*WHAT YOU NEED TO DO*
Can you quote the records below in full, word for word?

*** DATA FOR PROCESSING Section Begins ***

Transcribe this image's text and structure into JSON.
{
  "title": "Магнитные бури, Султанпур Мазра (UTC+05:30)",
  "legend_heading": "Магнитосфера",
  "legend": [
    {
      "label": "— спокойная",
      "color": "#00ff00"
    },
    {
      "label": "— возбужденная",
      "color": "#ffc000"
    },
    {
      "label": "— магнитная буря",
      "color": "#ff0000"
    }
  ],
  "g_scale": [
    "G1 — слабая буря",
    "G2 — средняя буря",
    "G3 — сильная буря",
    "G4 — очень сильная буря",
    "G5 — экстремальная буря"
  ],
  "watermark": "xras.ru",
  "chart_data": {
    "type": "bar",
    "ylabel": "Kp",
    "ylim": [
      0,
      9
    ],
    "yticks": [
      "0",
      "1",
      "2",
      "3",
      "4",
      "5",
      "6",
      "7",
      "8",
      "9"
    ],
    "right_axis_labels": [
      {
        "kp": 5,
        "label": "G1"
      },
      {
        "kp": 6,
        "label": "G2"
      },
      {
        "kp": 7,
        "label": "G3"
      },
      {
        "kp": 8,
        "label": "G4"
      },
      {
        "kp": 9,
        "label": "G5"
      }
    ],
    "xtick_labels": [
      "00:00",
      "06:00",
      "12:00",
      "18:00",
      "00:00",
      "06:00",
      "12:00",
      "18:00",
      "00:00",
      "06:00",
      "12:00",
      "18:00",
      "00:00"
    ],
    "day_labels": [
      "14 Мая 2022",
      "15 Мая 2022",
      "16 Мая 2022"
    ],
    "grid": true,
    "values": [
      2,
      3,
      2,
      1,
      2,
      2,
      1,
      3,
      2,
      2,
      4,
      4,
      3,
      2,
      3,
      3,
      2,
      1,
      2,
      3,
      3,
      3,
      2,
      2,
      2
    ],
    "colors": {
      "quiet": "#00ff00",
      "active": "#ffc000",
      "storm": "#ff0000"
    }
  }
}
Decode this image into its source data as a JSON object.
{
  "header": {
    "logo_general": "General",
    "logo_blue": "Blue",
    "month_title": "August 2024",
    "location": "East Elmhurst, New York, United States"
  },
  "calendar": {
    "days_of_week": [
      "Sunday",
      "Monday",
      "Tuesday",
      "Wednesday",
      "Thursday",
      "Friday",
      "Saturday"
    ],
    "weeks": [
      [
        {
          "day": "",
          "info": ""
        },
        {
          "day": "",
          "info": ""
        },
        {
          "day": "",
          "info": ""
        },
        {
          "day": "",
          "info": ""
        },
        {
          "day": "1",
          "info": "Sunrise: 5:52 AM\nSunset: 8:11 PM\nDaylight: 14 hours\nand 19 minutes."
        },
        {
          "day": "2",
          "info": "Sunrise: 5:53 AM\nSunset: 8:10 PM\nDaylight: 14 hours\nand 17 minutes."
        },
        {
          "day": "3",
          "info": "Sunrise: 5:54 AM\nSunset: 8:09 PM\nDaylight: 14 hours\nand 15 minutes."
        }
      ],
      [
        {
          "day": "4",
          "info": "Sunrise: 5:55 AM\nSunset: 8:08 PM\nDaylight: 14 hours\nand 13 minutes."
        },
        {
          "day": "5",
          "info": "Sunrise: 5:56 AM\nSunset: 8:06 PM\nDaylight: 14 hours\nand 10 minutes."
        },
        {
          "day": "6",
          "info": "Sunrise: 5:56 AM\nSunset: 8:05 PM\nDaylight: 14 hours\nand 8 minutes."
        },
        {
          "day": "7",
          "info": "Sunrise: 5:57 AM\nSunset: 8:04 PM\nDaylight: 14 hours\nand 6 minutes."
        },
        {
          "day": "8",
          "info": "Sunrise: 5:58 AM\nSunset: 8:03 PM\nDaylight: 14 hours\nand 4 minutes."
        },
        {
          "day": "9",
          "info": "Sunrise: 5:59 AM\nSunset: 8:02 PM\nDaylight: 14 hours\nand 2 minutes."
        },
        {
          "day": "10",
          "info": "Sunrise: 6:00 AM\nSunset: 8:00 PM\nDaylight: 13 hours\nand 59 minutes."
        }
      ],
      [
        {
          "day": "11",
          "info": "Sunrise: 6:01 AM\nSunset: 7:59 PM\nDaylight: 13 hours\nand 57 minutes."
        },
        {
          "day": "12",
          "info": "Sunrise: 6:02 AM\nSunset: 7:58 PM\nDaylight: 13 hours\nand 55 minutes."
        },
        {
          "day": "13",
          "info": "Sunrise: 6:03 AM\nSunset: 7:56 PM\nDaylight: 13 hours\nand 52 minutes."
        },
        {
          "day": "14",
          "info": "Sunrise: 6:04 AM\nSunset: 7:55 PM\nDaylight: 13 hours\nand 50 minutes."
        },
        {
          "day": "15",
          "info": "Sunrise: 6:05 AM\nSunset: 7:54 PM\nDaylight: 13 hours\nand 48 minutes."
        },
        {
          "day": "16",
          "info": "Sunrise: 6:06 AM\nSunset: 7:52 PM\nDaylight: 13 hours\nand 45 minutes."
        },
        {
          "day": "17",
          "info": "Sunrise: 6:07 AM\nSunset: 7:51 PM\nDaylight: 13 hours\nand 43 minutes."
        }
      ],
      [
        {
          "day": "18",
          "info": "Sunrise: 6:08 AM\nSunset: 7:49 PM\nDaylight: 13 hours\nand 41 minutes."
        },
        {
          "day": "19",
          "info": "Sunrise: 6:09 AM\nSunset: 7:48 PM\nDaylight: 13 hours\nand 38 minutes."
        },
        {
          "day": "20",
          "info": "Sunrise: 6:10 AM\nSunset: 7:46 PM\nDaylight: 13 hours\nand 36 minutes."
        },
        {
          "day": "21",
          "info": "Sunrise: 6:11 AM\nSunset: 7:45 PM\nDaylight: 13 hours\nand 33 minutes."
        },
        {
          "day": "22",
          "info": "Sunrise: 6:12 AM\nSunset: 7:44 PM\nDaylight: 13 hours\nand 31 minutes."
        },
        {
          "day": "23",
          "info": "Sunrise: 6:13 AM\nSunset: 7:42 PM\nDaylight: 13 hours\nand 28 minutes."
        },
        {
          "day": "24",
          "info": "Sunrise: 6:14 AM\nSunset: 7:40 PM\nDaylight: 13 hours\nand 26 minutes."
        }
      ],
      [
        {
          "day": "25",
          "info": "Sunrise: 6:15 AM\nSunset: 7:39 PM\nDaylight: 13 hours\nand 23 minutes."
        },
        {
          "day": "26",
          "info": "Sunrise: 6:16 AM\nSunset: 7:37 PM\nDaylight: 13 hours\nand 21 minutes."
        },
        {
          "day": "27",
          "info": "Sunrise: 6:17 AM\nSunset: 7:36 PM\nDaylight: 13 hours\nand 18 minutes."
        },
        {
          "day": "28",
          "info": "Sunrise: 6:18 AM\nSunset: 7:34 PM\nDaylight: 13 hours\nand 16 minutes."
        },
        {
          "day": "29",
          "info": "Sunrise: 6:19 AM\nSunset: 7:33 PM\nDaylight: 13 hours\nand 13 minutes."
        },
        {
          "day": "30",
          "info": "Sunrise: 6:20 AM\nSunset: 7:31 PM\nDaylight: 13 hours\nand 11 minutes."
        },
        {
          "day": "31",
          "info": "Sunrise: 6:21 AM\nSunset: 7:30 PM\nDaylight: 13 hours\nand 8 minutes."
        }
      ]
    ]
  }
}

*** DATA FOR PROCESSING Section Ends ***

*SOLUTION*
Transcribe this image's text and structure into JSON.
{
  "title": "Магнитные бури, Султанпур Мазра (UTC+05:30)",
  "legend_heading": "Магнитосфера",
  "legend": [
    {
      "label": "— спокойная",
      "color": "#00ff00"
    },
    {
      "label": "— возбужденная",
      "color": "#ffc000"
    },
    {
      "label": "— магнитная буря",
      "color": "#ff0000"
    }
  ],
  "g_scale": [
    "G1 — слабая буря",
    "G2 — средняя буря",
    "G3 — сильная буря",
    "G4 — очень сильная буря",
    "G5 — экстремальная буря"
  ],
  "watermark": "xras.ru",
  "chart_data": {
    "type": "bar",
    "ylabel": "Kp",
    "ylim": [
      0,
      9
    ],
    "yticks": [
      "0",
      "1",
      "2",
      "3",
      "4",
      "5",
      "6",
      "7",
      "8",
      "9"
    ],
    "right_axis_labels": [
      {
        "kp": 5,
        "label": "G1"
      },
      {
        "kp": 6,
        "label": "G2"
      },
      {
        "kp": 7,
        "label": "G3"
      },
      {
        "kp": 8,
        "label": "G4"
      },
      {
        "kp": 9,
        "label": "G5"
      }
    ],
    "xtick_labels": [
      "00:00",
      "06:00",
      "12:00",
      "18:00",
      "00:00",
      "06:00",
      "12:00",
      "18:00",
      "00:00",
      "06:00",
      "12:00",
      "18:00",
      "00:00"
    ],
    "day_labels": [
      "14 Мая 2022",
      "15 Мая 2022",
      "16 Мая 2022"
    ],
    "grid": true,
    "values": [
      2,
      3,
      2,
      1,
      2,
      2,
      1,
      3,
      2,
      2,
      4,
      4,
      3,
      2,
      3,
      3,
      2,
      1,
      2,
      3,
      3,
      3,
      2,
      2,
      2
    ],
    "colors": {
      "quiet": "#00ff00",
      "active": "#ffc000",
      "storm": "#ff0000"
    }
  }
}
Decode this image into its source data as a JSON object.
{
  "header": {
    "logo_general": "General",
    "logo_blue": "Blue",
    "month_title": "August 2024",
    "location": "East Elmhurst, New York, United States"
  },
  "calendar": {
    "days_of_week": [
      "Sunday",
      "Monday",
      "Tuesday",
      "Wednesday",
      "Thursday",
      "Friday",
      "Saturday"
    ],
    "weeks": [
      [
        {
          "day": "",
          "info": ""
        },
        {
          "day": "",
          "info": ""
        },
        {
          "day": "",
          "info": ""
        },
        {
          "day": "",
          "info": ""
        },
        {
          "day": "1",
          "info": "Sunrise: 5:52 AM\nSunset: 8:11 PM\nDaylight: 14 hours\nand 19 minutes."
        },
        {
          "day": "2",
          "info": "Sunrise: 5:53 AM\nSunset: 8:10 PM\nDaylight: 14 hours\nand 17 minutes."
        },
        {
          "day": "3",
          "info": "Sunrise: 5:54 AM\nSunset: 8:09 PM\nDaylight: 14 hours\nand 15 minutes."
        }
      ],
      [
        {
          "day": "4",
          "info": "Sunrise: 5:55 AM\nSunset: 8:08 PM\nDaylight: 14 hours\nand 13 minutes."
        },
        {
          "day": "5",
          "info": "Sunrise: 5:56 AM\nSunset: 8:06 PM\nDaylight: 14 hours\nand 10 minutes."
        },
        {
          "day": "6",
          "info": "Sunrise: 5:56 AM\nSunset: 8:05 PM\nDaylight: 14 hours\nand 8 minutes."
        },
        {
          "day": "7",
          "info": "Sunrise: 5:57 AM\nSunset: 8:04 PM\nDaylight: 14 hours\nand 6 minutes."
        },
        {
          "day": "8",
          "info": "Sunrise: 5:58 AM\nSunset: 8:03 PM\nDaylight: 14 hours\nand 4 minutes."
        },
        {
          "day": "9",
          "info": "Sunrise: 5:59 AM\nSunset: 8:02 PM\nDaylight: 14 hours\nand 2 minutes."
        },
        {
          "day": "10",
          "info": "Sunrise: 6:00 AM\nSunset: 8:00 PM\nDaylight: 13 hours\nand 59 minutes."
        }
      ],
      [
        {
          "day": "11",
          "info": "Sunrise: 6:01 AM\nSunset: 7:59 PM\nDaylight: 13 hours\nand 57 minutes."
        },
        {
          "day": "12",
          "info": "Sunrise: 6:02 AM\nSunset: 7:58 PM\nDaylight: 13 hours\nand 55 minutes."
        },
        {
          "day": "13",
          "info": "Sunrise: 6:03 AM\nSunset: 7:56 PM\nDaylight: 13 hours\nand 52 minutes."
        },
        {
          "day": "14",
          "info": "Sunrise: 6:04 AM\nSunset: 7:55 PM\nDaylight: 13 hours\nand 50 minutes."
        },
        {
          "day": "15",
          "info": "Sunrise: 6:05 AM\nSunset: 7:54 PM\nDaylight: 13 hours\nand 48 minutes."
        },
        {
          "day": "16",
          "info": "Sunrise: 6:06 AM\nSunset: 7:52 PM\nDaylight: 13 hours\nand 45 minutes."
        },
        {
          "day": "17",
          "info": "Sunrise: 6:07 AM\nSunset: 7:51 PM\nDaylight: 13 hours\nand 43 minutes."
        }
      ],
      [
        {
          "day": "18",
          "info": "Sunrise: 6:08 AM\nSunset: 7:49 PM\nDaylight: 13 hours\nand 41 minutes."
        },
        {
          "day": "19",
          "info": "Sunrise: 6:09 AM\nSunset: 7:48 PM\nDaylight: 13 hours\nand 38 minutes."
        },
        {
          "day": "20",
          "info": "Sunrise: 6:10 AM\nSunset: 7:46 PM\nDaylight: 13 hours\nand 36 minutes."
        },
        {
          "day": "21",
          "info": "Sunrise: 6:11 AM\nSunset: 7:45 PM\nDaylight: 13 hours\nand 33 minutes."
        },
        {
          "day": "22",
          "info": "Sunrise: 6:12 AM\nSunset: 7:44 PM\nDaylight: 13 hours\nand 31 minutes."
        },
        {
          "day": "23",
          "info": "Sunrise: 6:13 AM\nSunset: 7:42 PM\nDaylight: 13 hours\nand 28 minutes."
        },
        {
          "day": "24",
          "info": "Sunrise: 6:14 AM\nSunset: 7:40 PM\nDaylight: 13 hours\nand 26 minutes."
        }
      ],
      [
        {
          "day": "25",
          "info": "Sunrise: 6:15 AM\nSunset: 7:39 PM\nDaylight: 13 hours\nand 23 minutes."
        },
        {
          "day": "26",
          "info": "Sunrise: 6:16 AM\nSunset: 7:37 PM\nDaylight: 13 hours\nand 21 minutes."
        },
        {
          "day": "27",
          "info": "Sunrise: 6:17 AM\nSunset: 7:36 PM\nDaylight: 13 hours\nand 18 minutes."
        },
        {
          "day": "28",
          "info": "Sunrise: 6:18 AM\nSunset: 7:34 PM\nDaylight: 13 hours\nand 16 minutes."
        },
        {
          "day": "29",
          "info": "Sunrise: 6:19 AM\nSunset: 7:33 PM\nDaylight: 13 hours\nand 13 minutes."
        },
        {
          "day": "30",
          "info": "Sunrise: 6:20 AM\nSunset: 7:31 PM\nDaylight: 13 hours\nand 11 minutes."
        },
        {
          "day": "31",
          "info": "Sunrise: 6:21 AM\nSunset: 7:30 PM\nDaylight: 13 hours\nand 8 minutes."
        }
      ]
    ]
  }
}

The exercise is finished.